And as he forged ahead with new sonic experiments, Simon also made room for revisiting the past, returning to the same thematic and musical territory he'd explored throughout his distinguished career. With the overtly political Wartime Prayers, Simon offered a sequel of sorts to his Nixon-era classic American Tune - and reunited with the Jessy Dixon Singers, with whom he'd recorded and toured during the '70s. The album's overall effect presented a picture of an evolving artist who remained in tune with his muse no matter how many turns she took - a pursuit ultimately reflected in the album title.

"You're just surprised at the way everything turns out," he told the Independent. "I never anticipated anything when I was young, so I'm surprised things turned out well. And I'm surprised at things that didn't turn out well. Life is so enormous and precious and you're so lucky even to have been born."

In commercial terms, Surprise continued the steady withdrawal from the mainstream Simon started with 1990's The Rhythm Of The Saints. Although it charted respectably, peaking at Number 14, it failed to match the gold sales of 2000's You're The One, and none of its singles made much of a dent at radio. But at this point Simon had already accrued enough platinum records and accolades for several careers, and he seemed to view his statesman status with the same bemusedly detached eye he'd so often applied to his classic body of work.

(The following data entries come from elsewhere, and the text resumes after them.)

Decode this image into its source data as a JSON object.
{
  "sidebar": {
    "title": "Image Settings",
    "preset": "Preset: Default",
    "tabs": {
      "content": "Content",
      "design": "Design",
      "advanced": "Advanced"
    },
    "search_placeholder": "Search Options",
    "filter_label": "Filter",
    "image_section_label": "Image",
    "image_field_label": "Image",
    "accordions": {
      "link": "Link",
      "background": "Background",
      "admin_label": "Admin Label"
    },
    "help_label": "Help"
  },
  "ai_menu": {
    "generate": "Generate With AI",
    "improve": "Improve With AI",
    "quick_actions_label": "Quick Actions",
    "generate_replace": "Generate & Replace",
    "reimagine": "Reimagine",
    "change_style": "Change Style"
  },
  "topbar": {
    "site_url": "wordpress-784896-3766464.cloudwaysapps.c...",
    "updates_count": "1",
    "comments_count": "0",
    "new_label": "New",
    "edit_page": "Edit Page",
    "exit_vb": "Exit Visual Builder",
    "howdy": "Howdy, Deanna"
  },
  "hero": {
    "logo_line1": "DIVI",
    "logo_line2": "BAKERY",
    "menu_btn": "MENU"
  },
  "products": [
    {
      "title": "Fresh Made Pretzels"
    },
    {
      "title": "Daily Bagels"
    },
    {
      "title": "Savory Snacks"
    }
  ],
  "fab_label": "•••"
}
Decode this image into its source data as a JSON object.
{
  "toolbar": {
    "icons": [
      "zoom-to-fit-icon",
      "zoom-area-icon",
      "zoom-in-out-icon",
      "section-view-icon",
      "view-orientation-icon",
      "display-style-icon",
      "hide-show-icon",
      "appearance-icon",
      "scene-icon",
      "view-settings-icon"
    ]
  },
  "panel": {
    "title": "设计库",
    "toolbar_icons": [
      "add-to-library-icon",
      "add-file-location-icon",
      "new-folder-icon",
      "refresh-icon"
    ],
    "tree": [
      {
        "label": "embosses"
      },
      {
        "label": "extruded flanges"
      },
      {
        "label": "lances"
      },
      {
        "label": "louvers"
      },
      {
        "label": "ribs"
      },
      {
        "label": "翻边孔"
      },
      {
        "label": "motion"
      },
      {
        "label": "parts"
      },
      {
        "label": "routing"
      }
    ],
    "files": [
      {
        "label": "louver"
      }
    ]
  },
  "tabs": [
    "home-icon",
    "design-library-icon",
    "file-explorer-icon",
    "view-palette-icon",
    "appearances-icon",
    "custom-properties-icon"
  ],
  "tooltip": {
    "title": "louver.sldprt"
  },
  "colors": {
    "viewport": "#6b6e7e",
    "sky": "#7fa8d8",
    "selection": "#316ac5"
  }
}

"Most of the time you'd be out of popular music at this age. Getting into it and being a songwriter was an idea that I had when I was fourteen. Now I'm still doing this same idea," Simon told NPR. "It was a fourteen-year-old's idea. So I have to ask myself all the time if that's still what I feel like I should be doing. And usually - I mean always - I answer, 'Yeah I do. I like it.'"